To watch the other 2 presentations from this event, delivered by Rasjid Skinner and Malik Badri click the "view more" button:
Abdallah Rothman was recently invited by Professor Malik Badri to speak to his students at Zaim University in Istanbul, Turkey. He was asked to speak on the topic "Why Islamize Psychology?". Abdallah explains how making psychotherapy more user friendly for Muslim clients by changing the use of terms and cultural or religious references is helpful, but that this approach may not be making the most of the resources at our disposal within the Islamic tradition. He therefore proposes a change to the topic question to "Why Psychologize Islam?". To view a video of the talk with Abdallah Rothman and Malik Badri, click here.

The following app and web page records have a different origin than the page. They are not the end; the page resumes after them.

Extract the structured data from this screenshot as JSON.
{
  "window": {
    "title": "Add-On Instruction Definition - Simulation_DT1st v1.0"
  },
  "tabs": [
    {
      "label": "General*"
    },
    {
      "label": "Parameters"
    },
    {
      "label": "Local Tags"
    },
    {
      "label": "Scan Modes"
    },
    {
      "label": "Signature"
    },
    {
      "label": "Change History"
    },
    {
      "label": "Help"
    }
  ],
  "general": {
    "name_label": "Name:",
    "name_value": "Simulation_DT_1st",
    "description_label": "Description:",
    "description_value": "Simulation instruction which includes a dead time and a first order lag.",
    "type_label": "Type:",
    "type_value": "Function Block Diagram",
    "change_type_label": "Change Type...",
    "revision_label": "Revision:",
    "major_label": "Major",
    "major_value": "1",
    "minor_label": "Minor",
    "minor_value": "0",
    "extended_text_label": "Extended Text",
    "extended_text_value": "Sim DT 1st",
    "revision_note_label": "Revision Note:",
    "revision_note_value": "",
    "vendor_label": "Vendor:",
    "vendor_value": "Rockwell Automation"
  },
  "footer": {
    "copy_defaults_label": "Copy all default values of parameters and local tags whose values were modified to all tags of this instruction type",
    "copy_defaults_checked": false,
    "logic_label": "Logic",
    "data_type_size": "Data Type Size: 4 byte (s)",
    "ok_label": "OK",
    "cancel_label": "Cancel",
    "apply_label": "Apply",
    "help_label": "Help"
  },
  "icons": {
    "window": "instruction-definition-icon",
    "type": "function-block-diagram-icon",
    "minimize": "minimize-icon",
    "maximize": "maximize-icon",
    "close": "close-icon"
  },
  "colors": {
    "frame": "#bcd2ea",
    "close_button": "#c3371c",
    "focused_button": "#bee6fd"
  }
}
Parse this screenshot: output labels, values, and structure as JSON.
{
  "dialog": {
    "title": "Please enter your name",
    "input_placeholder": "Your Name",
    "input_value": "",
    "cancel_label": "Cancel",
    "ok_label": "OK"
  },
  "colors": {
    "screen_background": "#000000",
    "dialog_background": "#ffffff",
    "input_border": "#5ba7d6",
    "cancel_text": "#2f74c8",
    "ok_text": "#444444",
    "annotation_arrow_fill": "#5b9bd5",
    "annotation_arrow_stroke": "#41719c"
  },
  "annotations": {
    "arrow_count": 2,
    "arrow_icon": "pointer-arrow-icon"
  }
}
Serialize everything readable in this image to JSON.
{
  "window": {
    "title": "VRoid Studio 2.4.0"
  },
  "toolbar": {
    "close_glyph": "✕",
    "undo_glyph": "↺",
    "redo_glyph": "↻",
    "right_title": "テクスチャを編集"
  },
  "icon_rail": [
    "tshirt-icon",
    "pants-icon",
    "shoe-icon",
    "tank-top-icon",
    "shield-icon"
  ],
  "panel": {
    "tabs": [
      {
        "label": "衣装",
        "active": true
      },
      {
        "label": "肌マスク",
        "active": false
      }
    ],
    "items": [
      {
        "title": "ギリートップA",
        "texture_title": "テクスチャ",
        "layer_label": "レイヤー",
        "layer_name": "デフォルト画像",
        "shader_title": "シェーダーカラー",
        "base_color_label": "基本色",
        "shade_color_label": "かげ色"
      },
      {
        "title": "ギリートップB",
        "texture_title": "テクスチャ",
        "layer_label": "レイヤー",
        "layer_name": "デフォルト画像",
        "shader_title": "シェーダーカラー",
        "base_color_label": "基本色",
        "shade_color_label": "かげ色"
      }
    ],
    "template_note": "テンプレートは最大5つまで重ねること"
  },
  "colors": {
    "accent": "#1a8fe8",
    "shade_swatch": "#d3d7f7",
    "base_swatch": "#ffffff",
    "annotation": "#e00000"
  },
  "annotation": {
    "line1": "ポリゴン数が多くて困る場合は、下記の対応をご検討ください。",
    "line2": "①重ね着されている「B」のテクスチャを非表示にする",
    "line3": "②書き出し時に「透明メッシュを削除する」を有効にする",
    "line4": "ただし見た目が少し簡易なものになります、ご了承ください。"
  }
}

Adolescence to early adulthood is a natural time of self exploration and discovery that shapes who a person will become. When young people lack the right resources to support them through this developmental stage, it can create imbalances that affect their character, motivations and behavior. Research shows that meeting young people where they are and supporting them from within the lens of their worldview is the most effective way to reach them and positively impact their development.
Researchers from around the world have conducted numerous studies in the last few decades exploring the unique cultural and religious nuances of the application of clinical psychology to Muslim clients as a response to the traditional Eurocentric narratives of psychology. This paper is a review of the last 10 years of research within this domain. A thematic analysis was conducted to identify research topical trends in the literature related to the subject. The following five themes emerged: 1) Unification of western psychological models with Islamic beliefs and practices; 2) Research on historical accounts of Islamic Psychology and its rebirth in the modern era; 3) Development of theoretical models and frameworks within Islamic Psychology; 4) Development of interventions and techniques within Islamic psychology; and 5) Development of assessment tools and scales normed for use with Muslims. Recommendations are also provided to help direct future research efforts to expand underdeveloped areas in this field.
Read the full article in the Journal of Muslim Mental Health
that was co-authored by Abdallah Rothman
with Amber Haque, Hooman Keshavarzi and Fahad Khan
If growth and mastery of self are your goals then you should occupy yourself with the business of discovering your faults and weaknesses of character. How else will you know what you need to work on in yourself if you are not aware of where specifically the focus of the work needs to be applied? You can’t fix something if you don’t first discover where the problems lie and what then needs to be fixed. Thus, it would not benefit you to avoid the ugly parts of yourself as these are the key signals pointing out areas where growth is needed.
As the old saying goes, “When you fall of your horse, dust yourself off and get back on”. This is something that we must do frequently. You’ll never fully master every aspect of your life. There is always something that we are struggling to come to terms with, perfecting, or just attempting to keep in line. You may know very well what you need to do or what your goal is in achieving a certain objective or state of mind, but maintaining that objective is challenging. We have days and even just moments when we’re on and things are working out. We recognize what we need to do and we feel like we’re making strides toward our goals. Sometimes if we’re lucky we experience long stretches of this. But it is inevitable that eventually we lose our ground and we fall back to old ways, old habits or behavior patterns from the past. When this happens, don’t let it consume you and make you feel like you’ve failed. Just dust yourself off and get back on.